■ **YOUR ASSIGNMENT**
Copy, from the entries below, each line in which the string "text" appears.

■ **GIVEN DATA**
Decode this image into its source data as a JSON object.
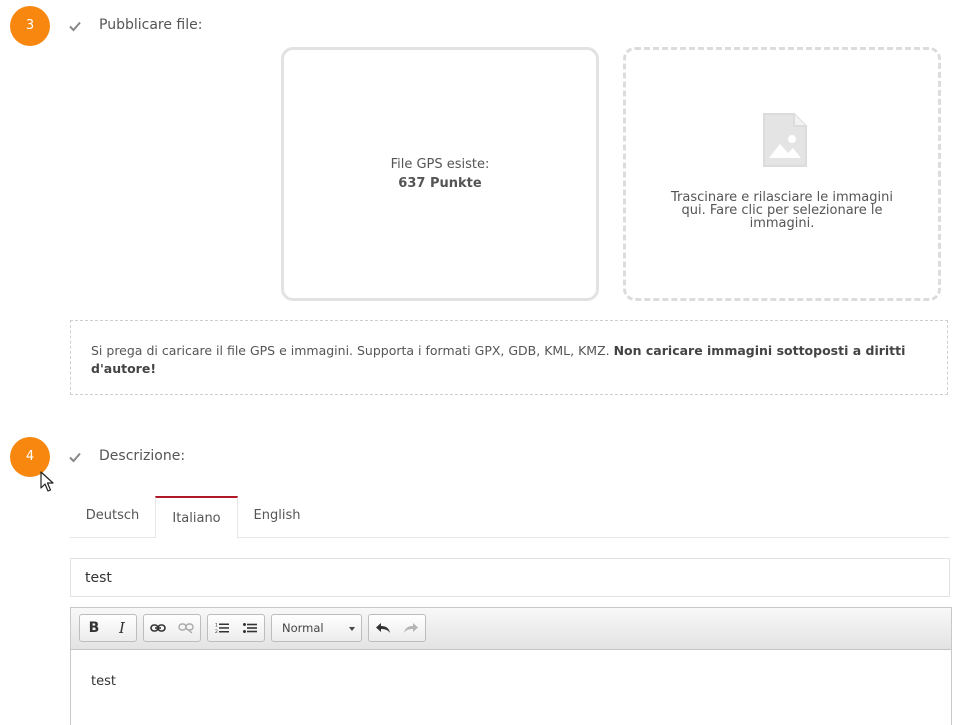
{
  "step3": {
    "number": "3",
    "title": "Pubblicare file:"
  },
  "gps_box": {
    "label": "File GPS esiste:",
    "count": "637 Punkte"
  },
  "image_drop": {
    "icon": "image-file-icon",
    "text": "Trascinare e rilasciare le immagini qui. Fare clic per selezionare le immagini."
  },
  "notice": {
    "text": "Si prega di caricare il file GPS e immagini. Supporta i formati GPX, GDB, KML, KMZ. ",
    "warning": "Non caricare immagini sottoposti a diritti d'autore!"
  },
  "step4": {
    "number": "4",
    "title": "Descrizione:"
  },
  "tabs": [
    {
      "label": "Deutsch",
      "active": false
    },
    {
      "label": "Italiano",
      "active": true
    },
    {
      "label": "English",
      "active": false
    }
  ],
  "title_input": {
    "value": "test"
  },
  "editor": {
    "toolbar": {
      "bold": "B",
      "italic": "I",
      "format_value": "Normal"
    },
    "content": "test"
  },
  "colors": {
    "step_circle": "#f7870f",
    "active_tab_border": "#b01828"
  }
}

■ **PROBLEM SOLUTION**
    "text": "Trascinare e rilasciare le immagini qui. Fare clic per selezionare le immagini."
    "text": "Si prega di caricare il file GPS e immagini. Supporta i formati GPX, GDB, KML, KMZ. ",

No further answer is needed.